Supplied information:
● ● ● ●

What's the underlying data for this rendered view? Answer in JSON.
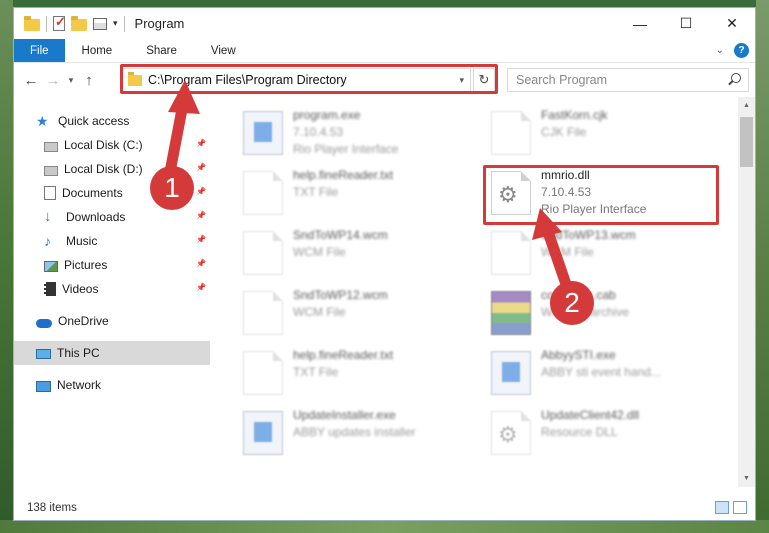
{
  "window": {
    "title": "Program"
  },
  "controls": {
    "minimize": "—",
    "maximize": "☐",
    "close": "✕"
  },
  "ribbon": {
    "tabs": [
      "File",
      "Home",
      "Share",
      "View"
    ],
    "help": "?"
  },
  "nav": {
    "back": "←",
    "forward": "→",
    "recent": "▾",
    "up": "↑"
  },
  "address": {
    "path": "C:\\Program Files\\Program Directory",
    "refresh": "↻"
  },
  "search": {
    "placeholder": "Search Program"
  },
  "sidebar": {
    "items": [
      {
        "label": "Quick access",
        "icon": "star-icon",
        "pinned": false
      },
      {
        "label": "Local Disk (C:)",
        "icon": "disk-icon",
        "pinned": true
      },
      {
        "label": "Local Disk (D:)",
        "icon": "disk-icon",
        "pinned": true
      },
      {
        "label": "Documents",
        "icon": "documents-icon",
        "pinned": true
      },
      {
        "label": "Downloads",
        "icon": "downloads-icon",
        "pinned": true
      },
      {
        "label": "Music",
        "icon": "music-icon",
        "pinned": true
      },
      {
        "label": "Pictures",
        "icon": "pictures-icon",
        "pinned": true
      },
      {
        "label": "Videos",
        "icon": "videos-icon",
        "pinned": true
      },
      {
        "label": "OneDrive",
        "icon": "onedrive-icon",
        "pinned": false
      },
      {
        "label": "This PC",
        "icon": "this-pc-icon",
        "pinned": false,
        "selected": true
      },
      {
        "label": "Network",
        "icon": "network-icon",
        "pinned": false
      }
    ]
  },
  "files": [
    {
      "name": "program.exe",
      "line2": "7.10.4.53",
      "line3": "Rio Player Interface",
      "icon": "exe-icon",
      "blurred": true
    },
    {
      "name": "FastKorn.cjk",
      "line2": "CJK File",
      "line3": "",
      "icon": "page-icon",
      "blurred": true
    },
    {
      "name": "help.fineReader.txt",
      "line2": "TXT File",
      "line3": "",
      "icon": "page-icon",
      "blurred": true
    },
    {
      "name": "mmrio.dll",
      "line2": "7.10.4.53",
      "line3": "Rio Player Interface",
      "icon": "dll-icon",
      "blurred": false
    },
    {
      "name": "SndToWP14.wcm",
      "line2": "WCM File",
      "line3": "",
      "icon": "page-icon",
      "blurred": true
    },
    {
      "name": "SndToWP13.wcm",
      "line2": "WCM File",
      "line3": "",
      "icon": "page-icon",
      "blurred": true
    },
    {
      "name": "SndToWP12.wcm",
      "line2": "WCM File",
      "line3": "",
      "icon": "page-icon",
      "blurred": true
    },
    {
      "name": "coretypes.cab",
      "line2": "WinRAR archive",
      "line3": "",
      "icon": "cab-icon",
      "blurred": true
    },
    {
      "name": "help.fineReader.txt",
      "line2": "TXT File",
      "line3": "",
      "icon": "page-icon",
      "blurred": true
    },
    {
      "name": "AbbyySTI.exe",
      "line2": "ABBY sti event hand...",
      "line3": "",
      "icon": "exe-icon",
      "blurred": true
    },
    {
      "name": "UpdateInstaller.exe",
      "line2": "ABBY updates installer",
      "line3": "",
      "icon": "exe-icon",
      "blurred": true
    },
    {
      "name": "UpdateClient42.dll",
      "line2": "Resource DLL",
      "line3": "",
      "icon": "dll-icon",
      "blurred": true
    }
  ],
  "status": {
    "item_count": "138 items"
  },
  "annotations": {
    "step1": "1",
    "step2": "2",
    "accent": "#d43a3a"
  }
}
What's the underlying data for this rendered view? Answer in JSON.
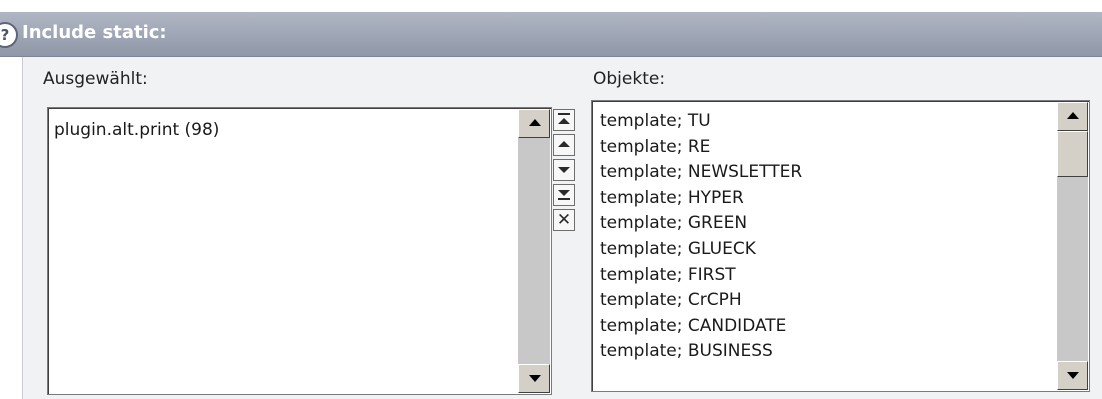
{
  "header": {
    "title": "Include static:"
  },
  "selected": {
    "label": "Ausgewählt:",
    "items": [
      "plugin.alt.print (98)"
    ]
  },
  "objects": {
    "label": "Objekte:",
    "items": [
      "template; TU",
      "template; RE",
      "template; NEWSLETTER",
      "template; HYPER",
      "template; GREEN",
      "template; GLUECK",
      "template; FIRST",
      "template; CrCPH",
      "template; CANDIDATE",
      "template; BUSINESS"
    ]
  },
  "controls": {
    "move_buttons": [
      "move-to-top-icon",
      "move-up-icon",
      "move-down-icon",
      "move-to-bottom-icon",
      "remove-icon"
    ]
  },
  "colors": {
    "header_bg": "#9aa1b1",
    "content_bg": "#f1f2f4"
  }
}
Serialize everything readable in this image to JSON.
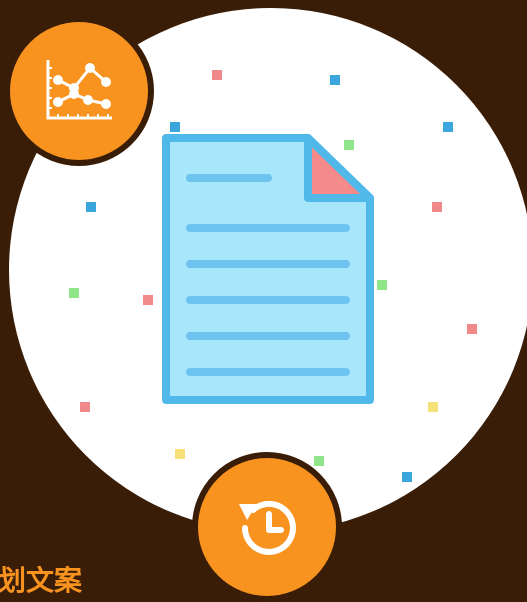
{
  "bottom_text": "划文案",
  "icons": [
    "chart-icon",
    "document-icon",
    "history-icon"
  ],
  "colors": {
    "background": "#3a1d07",
    "circle": "#ffffff",
    "accent": "#f7931e",
    "document_fill": "#a8e6fb",
    "document_stroke": "#50b9ea",
    "corner_fold": "#f58a8a"
  }
}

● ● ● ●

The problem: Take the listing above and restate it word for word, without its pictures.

Written solution:
What's the underlying data for this rendered view? Answer in JSON.
{
  "window": {
    "title": "Program"
  },
  "controls": {
    "minimize": "—",
    "maximize": "☐",
    "close": "✕"
  },
  "ribbon": {
    "tabs": [
      "File",
      "Home",
      "Share",
      "View"
    ],
    "help": "?"
  },
  "nav": {
    "back": "←",
    "forward": "→",
    "recent": "▾",
    "up": "↑"
  },
  "address": {
    "path": "C:\\Program Files\\Program Directory",
    "refresh": "↻"
  },
  "search": {
    "placeholder": "Search Program"
  },
  "sidebar": {
    "items": [
      {
        "label": "Quick access",
        "icon": "star-icon",
        "pinned": false
      },
      {
        "label": "Local Disk (C:)",
        "icon": "disk-icon",
        "pinned": true
      },
      {
        "label": "Local Disk (D:)",
        "icon": "disk-icon",
        "pinned": true
      },
      {
        "label": "Documents",
        "icon": "documents-icon",
        "pinned": true
      },
      {
        "label": "Downloads",
        "icon": "downloads-icon",
        "pinned": true
      },
      {
        "label": "Music",
        "icon": "music-icon",
        "pinned": true
      },
      {
        "label": "Pictures",
        "icon": "pictures-icon",
        "pinned": true
      },
      {
        "label": "Videos",
        "icon": "videos-icon",
        "pinned": true
      },
      {
        "label": "OneDrive",
        "icon": "onedrive-icon",
        "pinned": false
      },
      {
        "label": "This PC",
        "icon": "this-pc-icon",
        "pinned": false,
        "selected": true
      },
      {
        "label": "Network",
        "icon": "network-icon",
        "pinned": false
      }
    ]
  },
  "files": [
    {
      "name": "program.exe",
      "line2": "7.10.4.53",
      "line3": "Rio Player Interface",
      "icon": "exe-icon",
      "blurred": true
    },
    {
      "name": "FastKorn.cjk",
      "line2": "CJK File",
      "line3": "",
      "icon": "page-icon",
      "blurred": true
    },
    {
      "name": "help.fineReader.txt",
      "line2": "TXT File",
      "line3": "",
      "icon": "page-icon",
      "blurred": true
    },
    {
      "name": "mmrio.dll",
      "line2": "7.10.4.53",
      "line3": "Rio Player Interface",
      "icon": "dll-icon",
      "blurred": false
    },
    {
      "name": "SndToWP14.wcm",
      "line2": "WCM File",
      "line3": "",
      "icon": "page-icon",
      "blurred": true
    },
    {
      "name": "SndToWP13.wcm",
      "line2": "WCM File",
      "line3": "",
      "icon": "page-icon",
      "blurred": true
    },
    {
      "name": "SndToWP12.wcm",
      "line2": "WCM File",
      "line3": "",
      "icon": "page-icon",
      "blurred": true
    },
    {
      "name": "coretypes.cab",
      "line2": "WinRAR archive",
      "line3": "",
      "icon": "cab-icon",
      "blurred": true
    },
    {
      "name": "help.fineReader.txt",
      "line2": "TXT File",
      "line3": "",
      "icon": "page-icon",
      "blurred": true
    },
    {
      "name": "AbbyySTI.exe",
      "line2": "ABBY sti event hand...",
      "line3": "",
      "icon": "exe-icon",
      "blurred": true
    },
    {
      "name": "UpdateInstaller.exe",
      "line2": "ABBY updates installer",
      "line3": "",
      "icon": "exe-icon",
      "blurred": true
    },
    {
      "name": "UpdateClient42.dll",
      "line2": "Resource DLL",
      "line3": "",
      "icon": "dll-icon",
      "blurred": true
    }
  ],
  "status": {
    "item_count": "138 items"
  },
  "annotations": {
    "step1": "1",
    "step2": "2",
    "accent": "#d43a3a"
  }
}
What's the underlying data for this rendered view? Answer in JSON.
{
  "header": {
    "title": "Include static:"
  },
  "selected": {
    "label": "Ausgewählt:",
    "items": [
      "plugin.alt.print (98)"
    ]
  },
  "objects": {
    "label": "Objekte:",
    "items": [
      "template; TU",
      "template; RE",
      "template; NEWSLETTER",
      "template; HYPER",
      "template; GREEN",
      "template; GLUECK",
      "template; FIRST",
      "template; CrCPH",
      "template; CANDIDATE",
      "template; BUSINESS"
    ]
  },
  "controls": {
    "move_buttons": [
      "move-to-top-icon",
      "move-up-icon",
      "move-down-icon",
      "move-to-bottom-icon",
      "remove-icon"
    ]
  },
  "colors": {
    "header_bg": "#9aa1b1",
    "content_bg": "#f1f2f4"
  }
}
Serialize everything readable in this image to JSON.
{
  "bottom_text": "划文案",
  "icons": [
    "chart-icon",
    "document-icon",
    "history-icon"
  ],
  "colors": {
    "background": "#3a1d07",
    "circle": "#ffffff",
    "accent": "#f7931e",
    "document_fill": "#a8e6fb",
    "document_stroke": "#50b9ea",
    "corner_fold": "#f58a8a"
  }
}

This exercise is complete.